23 Mar 2017
Building on earlier stories about how my API partners are making API deployment more modular and composable, and pushing forward my understanding of what is possible with API deployment, I'm looking into the details of what DreamFactory enables when it comes to API deployment. "DreamFactory is a free, Apache 2 open source project that runs on Linux, Windows, and Mac OS X. DreamFactory is scalable, stateless, and portable" -- making it pretty good candidate for running it wherever you need.
After spending time at Google and hearing about how they want to enable multi-cloud infrastructure deployment, I wanted to see how my API service provider partners are able to actually power these visions of running your APIs anywhere, in any infrastructure. Using DreamFactory you can deploy your APIs using Docker, Kubernetes, or directly from a Github repository, something I'm exploring as standard operating procedure for government agencies, like we see with 18F's US Forest Service ePermit Middlelayer API--in my opinion, all federal, state, and local government should be able to deploy API infrastructure like this.

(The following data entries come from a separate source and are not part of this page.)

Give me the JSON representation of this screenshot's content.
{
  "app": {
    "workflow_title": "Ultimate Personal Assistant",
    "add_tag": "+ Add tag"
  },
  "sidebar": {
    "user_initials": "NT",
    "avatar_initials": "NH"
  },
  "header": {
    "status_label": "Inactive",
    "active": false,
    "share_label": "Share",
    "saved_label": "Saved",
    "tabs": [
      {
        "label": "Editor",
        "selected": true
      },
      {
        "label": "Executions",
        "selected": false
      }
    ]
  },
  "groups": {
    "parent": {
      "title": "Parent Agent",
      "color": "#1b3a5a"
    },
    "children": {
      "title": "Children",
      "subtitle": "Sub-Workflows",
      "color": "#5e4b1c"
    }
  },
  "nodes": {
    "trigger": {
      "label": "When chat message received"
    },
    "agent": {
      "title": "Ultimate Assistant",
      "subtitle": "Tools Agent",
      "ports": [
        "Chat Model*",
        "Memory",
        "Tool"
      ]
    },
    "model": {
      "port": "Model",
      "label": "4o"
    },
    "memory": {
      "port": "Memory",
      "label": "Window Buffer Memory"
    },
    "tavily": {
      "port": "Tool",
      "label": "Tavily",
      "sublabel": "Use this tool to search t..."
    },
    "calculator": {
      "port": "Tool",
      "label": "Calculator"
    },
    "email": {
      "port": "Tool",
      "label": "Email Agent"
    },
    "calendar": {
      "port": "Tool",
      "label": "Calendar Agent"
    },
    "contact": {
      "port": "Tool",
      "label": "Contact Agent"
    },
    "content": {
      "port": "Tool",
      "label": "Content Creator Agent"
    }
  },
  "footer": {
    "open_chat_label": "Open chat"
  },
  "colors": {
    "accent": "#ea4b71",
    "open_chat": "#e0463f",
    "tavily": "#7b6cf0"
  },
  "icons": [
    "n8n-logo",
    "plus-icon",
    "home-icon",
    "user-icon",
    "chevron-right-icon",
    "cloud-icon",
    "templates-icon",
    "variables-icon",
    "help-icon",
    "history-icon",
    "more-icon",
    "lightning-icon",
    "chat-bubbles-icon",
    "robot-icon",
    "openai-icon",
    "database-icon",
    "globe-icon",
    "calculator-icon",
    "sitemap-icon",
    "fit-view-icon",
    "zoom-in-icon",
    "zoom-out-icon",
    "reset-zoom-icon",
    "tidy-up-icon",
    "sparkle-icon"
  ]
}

One of the projects I am working on this week is creating a base blueprint of what it will take to deploy a human services API for any city in Google or Azure. I have a demo working on AWS already, but I need a basic understanding of what it will take to do the same in any cloud environment. I'm not in the business of hosting and operating APIs for anyone, let alone for government agencies--this is why I have partners like DreamFactory, who I can route specific projects as they come in. Obviously, I am looking to support my partners, as they support me, but I'm also looking to help other companies, organizations, institutions, and government agencies better leverage the cloud providers they are already using.
I'll share more stories about how I'm deploying APIs to AWS, as well as Google and Azure, as I do the work over the next couple of weeks. I'm looking to develop a healthy toolbox of solutions for government agencies to use. This weeks project is focused on the human services data specification, but next week I'm going to look replicating the model to allow for other Schema.org vocabulary, providing simple blueprints for deploying other common APIs like products, directories, link listings, and directories. My goal is to provide a robust toolbox of APIs that anyone can launch in AWS, Google, and Azure, with a push of a button--eventually.